Digesting Our Emotions

human body When we are troubled by an emotion, we need to ‘digest’ it in the same way that we would digest our food.

We acknowledge the presence of the emotion. Next we work out what the emotion is trying to tell us. Journalling may help here.

We can then work out what we want to do as a result of acknowledging this feeling. There may be an action we need to take, or there may be a change that we want to make in our thinking or approach.

Here’s an example: The other day I started the day feeling relaxed and at peace. By the end of the afternoon, my serenity had gone completely. I left work and went to the supermarket. While at the supermarket, I felt BAD. I felt fearful, as though I was about to be punished somehow by the universe for being BAD.

So what had happened between the morning and the afternoon for my mood to switch so drastically:

  1. A colleague on my team had left a lot of work for me to pick up that she should have completed the previous day. This was the second week running that something like this had happened.
  2. A colleague on another team shamed me for speaking up for myself.
  3. I had to deal with another difficult issue that the colleague on my team should have dealt with the previous day.
  4. I started to feel shooting pains in my arms from the volume of work and the repetitive tasks that had been left for me.
  5. I sensed myself feeling irritable and had started to self punish and shame MYSELF for being irritable, as though feeling irritable was a flaw. I ended up sitting at work with a sense of doom, as though the world was closing in on me and as though everyone was looking at me with contempt.

In fact the feeling or irritability was a signal from my body that was trying to make me aware that I was being pushed around.  My feelings were telling me to question the colleague who had left the work. However my thinking mind kicked in and told me that I would not look like the perfect worker that I wanted to be perceived as if I spoke up.  The irritability increased to anger over the course of the day and I had no outlet for it.

The end result was that I had turned it in against myself and was now in the supermarket, carrying the feeling that I deserved to be punished. Once I recognised this, I was able to realise that I was automatically replaying a childhood pattern. As children, we have an innate sense of injustice. If I ever dared to speak up to my primary caregivers against a perceived injustice as a child, I was punished.

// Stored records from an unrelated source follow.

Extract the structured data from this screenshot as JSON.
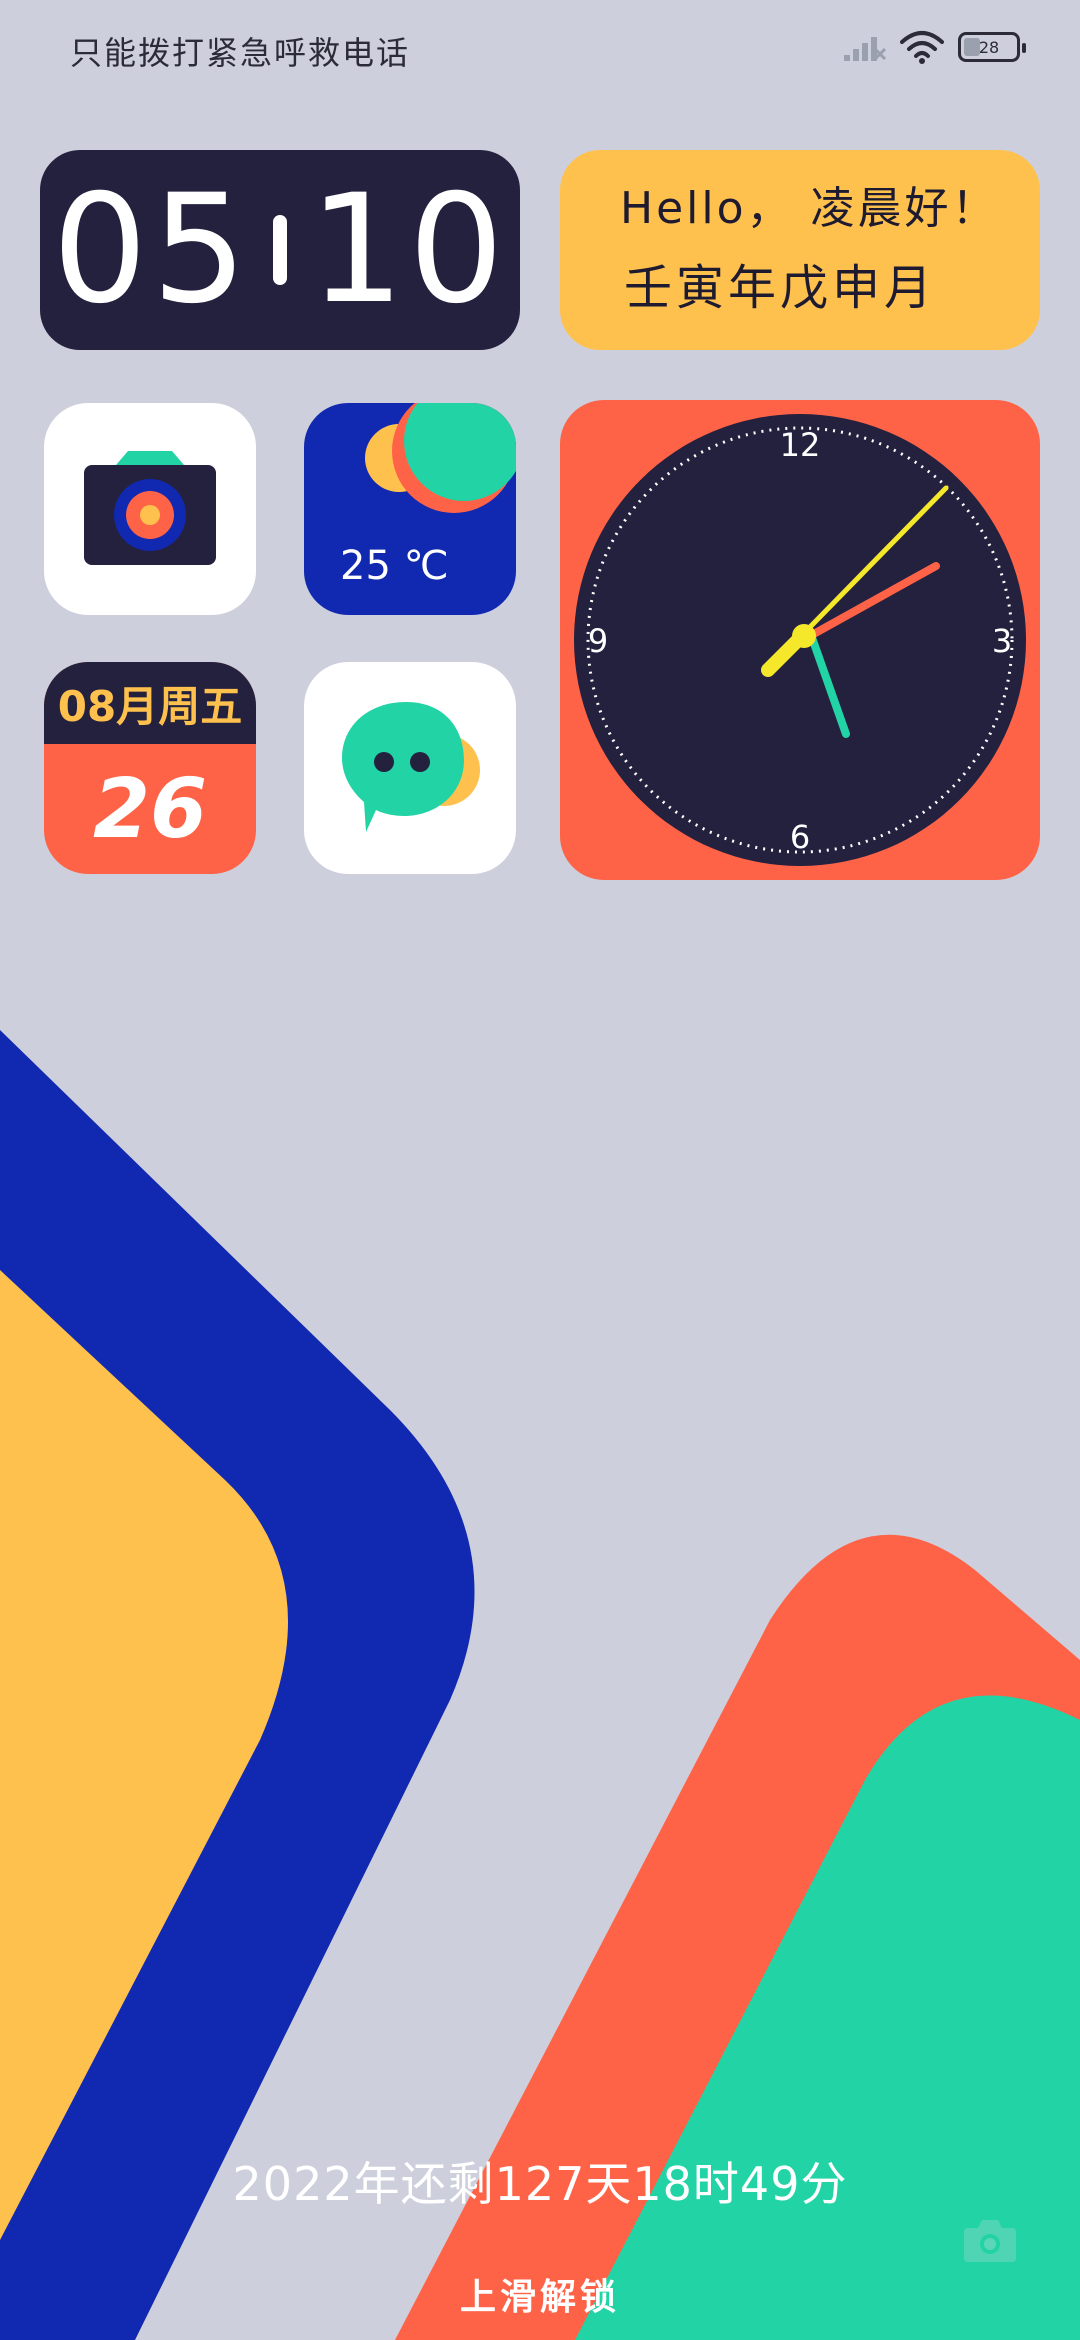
{
  "status_bar": {
    "carrier_text": "只能拨打紧急呼救电话",
    "battery_level": "28",
    "icons": [
      "signal-no-service-icon",
      "wifi-icon",
      "battery-icon"
    ]
  },
  "widgets": {
    "digital_clock": {
      "hours": "05",
      "minutes": "10"
    },
    "greeting": {
      "line1": "Hello， 凌晨好！",
      "line2": "壬寅年戊申月"
    },
    "weather": {
      "temperature": "25 ℃"
    },
    "calendar": {
      "header": "08月周五",
      "day": "26"
    },
    "analog_clock": {
      "labels": {
        "n12": "12",
        "n3": "3",
        "n6": "6",
        "n9": "9"
      }
    }
  },
  "apps": [
    {
      "name": "camera-app-icon"
    },
    {
      "name": "weather-app-icon"
    },
    {
      "name": "calendar-app-icon"
    },
    {
      "name": "messages-app-icon"
    }
  ],
  "lock_screen": {
    "countdown": "2022年还剩127天18时49分",
    "unlock_hint": "上滑解锁",
    "left_shortcut": "assistant-icon",
    "right_shortcut": "camera-shortcut-icon"
  },
  "colors": {
    "background": "#cdd0dc",
    "navy": "#24213f",
    "blue": "#1128b0",
    "yellow": "#ffc14d",
    "coral": "#ff6347",
    "teal": "#22d3a5"
  }
}
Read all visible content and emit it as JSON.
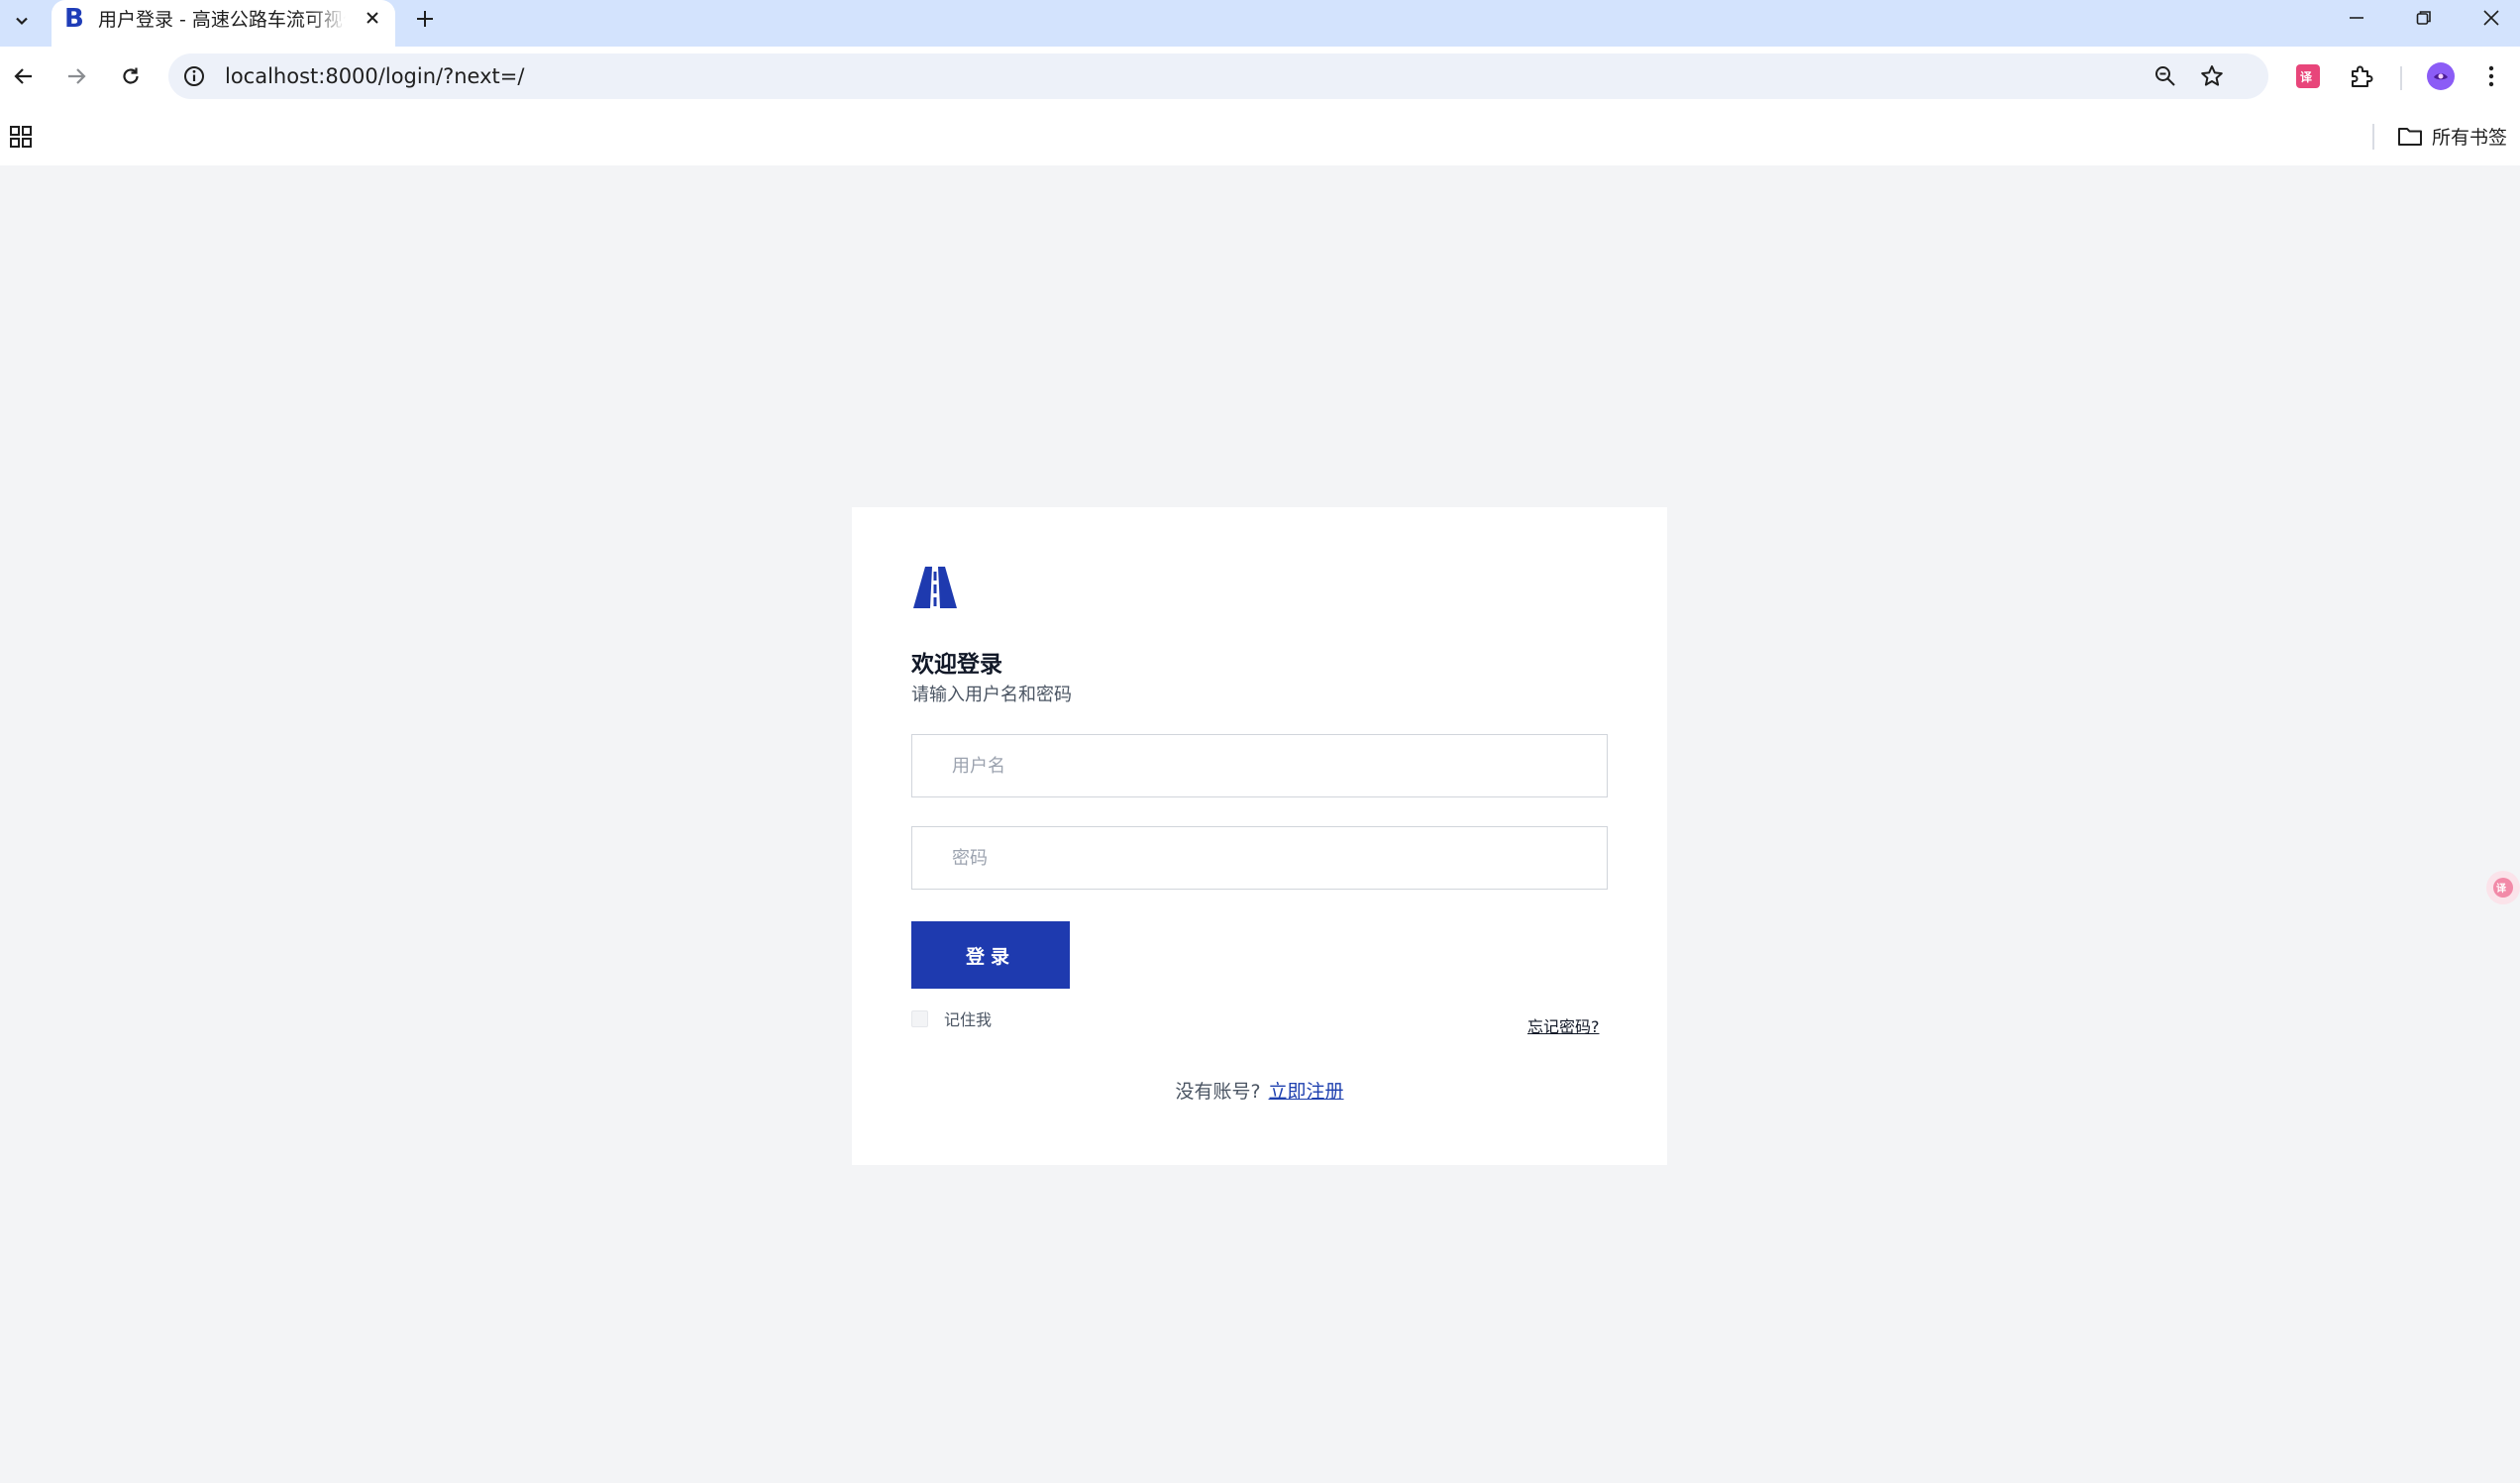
{
  "browser": {
    "tab_title": "用户登录 - 高速公路车流可视化",
    "favicon_letter": "B",
    "url": "localhost:8000/login/?next=/",
    "all_bookmarks_label": "所有书签"
  },
  "login": {
    "title": "欢迎登录",
    "subtitle": "请输入用户名和密码",
    "username_placeholder": "用户名",
    "password_placeholder": "密码",
    "login_button": "登录",
    "remember_me": "记住我",
    "forgot_password": "忘记密码?",
    "no_account_text": "没有账号?",
    "register_link": "立即注册"
  },
  "colors": {
    "brand": "#1e3aaf",
    "tabbar": "#d3e3fd",
    "page_bg": "#f3f4f6"
  }
}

Being able to recognise that my present reaction and behaviour was a survival pattern that I no longer needed, I was then able to relieve myself of the feeling that I deserved punishment. The emotion of fear was then able to leave my body and I could relax.

This is where getting in touch with our inner child helps. Instead of berating myself for how I had failed to speak up and deal with the situation at work, I could take a self compassionate approach. I saw it as a learning opportunity, which had been sent to me, to help me clear the childhood wounds that have been causing me pain. Next time a situation like this occurs and the same feeling of irritability and injustice comes up, I will be able to recognise that I have choices in how I respond. I can analyse the situation and work out what the best course of action is for me to take. This will be a way for me to regain the power within myself that was taken away from me during childhood.